**EXERCISE INSTRUCTIONS**
Present an exact copy of each line below.

(RECORDED DATA begins)

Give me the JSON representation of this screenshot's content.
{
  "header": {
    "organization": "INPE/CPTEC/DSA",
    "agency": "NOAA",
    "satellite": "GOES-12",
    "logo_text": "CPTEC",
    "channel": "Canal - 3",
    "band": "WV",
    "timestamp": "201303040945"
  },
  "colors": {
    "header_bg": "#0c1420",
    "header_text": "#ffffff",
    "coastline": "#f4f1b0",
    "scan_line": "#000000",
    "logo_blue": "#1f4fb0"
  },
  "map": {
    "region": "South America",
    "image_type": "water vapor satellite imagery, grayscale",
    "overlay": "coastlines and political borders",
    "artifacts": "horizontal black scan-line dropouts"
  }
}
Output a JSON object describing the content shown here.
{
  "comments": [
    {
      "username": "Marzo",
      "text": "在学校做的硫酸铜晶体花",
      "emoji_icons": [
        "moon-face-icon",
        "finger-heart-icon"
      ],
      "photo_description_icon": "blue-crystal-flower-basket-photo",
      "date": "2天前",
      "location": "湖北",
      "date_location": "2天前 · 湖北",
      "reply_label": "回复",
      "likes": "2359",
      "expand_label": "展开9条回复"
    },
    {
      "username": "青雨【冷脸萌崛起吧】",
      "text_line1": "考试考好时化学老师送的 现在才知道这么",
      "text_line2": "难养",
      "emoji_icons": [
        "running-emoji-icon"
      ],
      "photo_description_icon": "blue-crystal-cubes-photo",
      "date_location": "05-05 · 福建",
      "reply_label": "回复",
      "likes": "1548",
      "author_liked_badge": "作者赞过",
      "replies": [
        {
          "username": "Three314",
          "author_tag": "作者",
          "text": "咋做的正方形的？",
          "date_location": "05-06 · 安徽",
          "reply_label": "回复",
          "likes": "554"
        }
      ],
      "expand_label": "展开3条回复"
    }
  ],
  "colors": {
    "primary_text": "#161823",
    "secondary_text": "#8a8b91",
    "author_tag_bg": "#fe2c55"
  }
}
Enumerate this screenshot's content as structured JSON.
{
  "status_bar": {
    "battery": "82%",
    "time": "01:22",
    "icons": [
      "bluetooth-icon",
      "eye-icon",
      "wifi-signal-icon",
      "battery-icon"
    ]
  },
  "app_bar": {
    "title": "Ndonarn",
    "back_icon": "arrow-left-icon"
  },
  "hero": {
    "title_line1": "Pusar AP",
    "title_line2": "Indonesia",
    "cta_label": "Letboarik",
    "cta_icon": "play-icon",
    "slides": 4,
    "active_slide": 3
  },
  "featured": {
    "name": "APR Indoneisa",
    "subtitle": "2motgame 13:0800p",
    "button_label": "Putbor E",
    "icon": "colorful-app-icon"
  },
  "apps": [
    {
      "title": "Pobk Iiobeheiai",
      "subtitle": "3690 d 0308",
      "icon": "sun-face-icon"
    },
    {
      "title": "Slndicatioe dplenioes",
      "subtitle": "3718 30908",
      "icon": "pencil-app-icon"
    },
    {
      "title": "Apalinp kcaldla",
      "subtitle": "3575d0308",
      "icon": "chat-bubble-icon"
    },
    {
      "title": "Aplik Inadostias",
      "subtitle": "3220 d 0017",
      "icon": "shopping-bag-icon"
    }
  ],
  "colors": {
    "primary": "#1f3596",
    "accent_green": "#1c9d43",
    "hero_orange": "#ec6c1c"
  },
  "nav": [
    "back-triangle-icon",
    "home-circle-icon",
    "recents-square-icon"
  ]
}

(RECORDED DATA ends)

**REPLY TO THE EXERCISE**
Give me the JSON representation of this screenshot's content.
{
  "header": {
    "organization": "INPE/CPTEC/DSA",
    "agency": "NOAA",
    "satellite": "GOES-12",
    "logo_text": "CPTEC",
    "channel": "Canal - 3",
    "band": "WV",
    "timestamp": "201303040945"
  },
  "colors": {
    "header_bg": "#0c1420",
    "header_text": "#ffffff",
    "coastline": "#f4f1b0",
    "scan_line": "#000000",
    "logo_blue": "#1f4fb0"
  },
  "map": {
    "region": "South America",
    "image_type": "water vapor satellite imagery, grayscale",
    "overlay": "coastlines and political borders",
    "artifacts": "horizontal black scan-line dropouts"
  }
}
Output a JSON object describing the content shown here.
{
  "comments": [
    {
      "username": "Marzo",
      "text": "在学校做的硫酸铜晶体花",
      "emoji_icons": [
        "moon-face-icon",
        "finger-heart-icon"
      ],
      "photo_description_icon": "blue-crystal-flower-basket-photo",
      "date": "2天前",
      "location": "湖北",
      "date_location": "2天前 · 湖北",
      "reply_label": "回复",
      "likes": "2359",
      "expand_label": "展开9条回复"
    },
    {
      "username": "青雨【冷脸萌崛起吧】",
      "text_line1": "考试考好时化学老师送的 现在才知道这么",
      "text_line2": "难养",
      "emoji_icons": [
        "running-emoji-icon"
      ],
      "photo_description_icon": "blue-crystal-cubes-photo",
      "date_location": "05-05 · 福建",
      "reply_label": "回复",
      "likes": "1548",
      "author_liked_badge": "作者赞过",
      "replies": [
        {
          "username": "Three314",
          "author_tag": "作者",
          "text": "咋做的正方形的？",
          "date_location": "05-06 · 安徽",
          "reply_label": "回复",
          "likes": "554"
        }
      ],
      "expand_label": "展开3条回复"
    }
  ],
  "colors": {
    "primary_text": "#161823",
    "secondary_text": "#8a8b91",
    "author_tag_bg": "#fe2c55"
  }
}
Enumerate this screenshot's content as structured JSON.
{
  "status_bar": {
    "battery": "82%",
    "time": "01:22",
    "icons": [
      "bluetooth-icon",
      "eye-icon",
      "wifi-signal-icon",
      "battery-icon"
    ]
  },
  "app_bar": {
    "title": "Ndonarn",
    "back_icon": "arrow-left-icon"
  },
  "hero": {
    "title_line1": "Pusar AP",
    "title_line2": "Indonesia",
    "cta_label": "Letboarik",
    "cta_icon": "play-icon",
    "slides": 4,
    "active_slide": 3
  },
  "featured": {
    "name": "APR Indoneisa",
    "subtitle": "2motgame 13:0800p",
    "button_label": "Putbor E",
    "icon": "colorful-app-icon"
  },
  "apps": [
    {
      "title": "Pobk Iiobeheiai",
      "subtitle": "3690 d 0308",
      "icon": "sun-face-icon"
    },
    {
      "title": "Slndicatioe dplenioes",
      "subtitle": "3718 30908",
      "icon": "pencil-app-icon"
    },
    {
      "title": "Apalinp kcaldla",
      "subtitle": "3575d0308",
      "icon": "chat-bubble-icon"
    },
    {
      "title": "Aplik Inadostias",
      "subtitle": "3220 d 0017",
      "icon": "shopping-bag-icon"
    }
  ],
  "colors": {
    "primary": "#1f3596",
    "accent_green": "#1c9d43",
    "hero_orange": "#ec6c1c"
  },
  "nav": [
    "back-triangle-icon",
    "home-circle-icon",
    "recents-square-icon"
  ]
}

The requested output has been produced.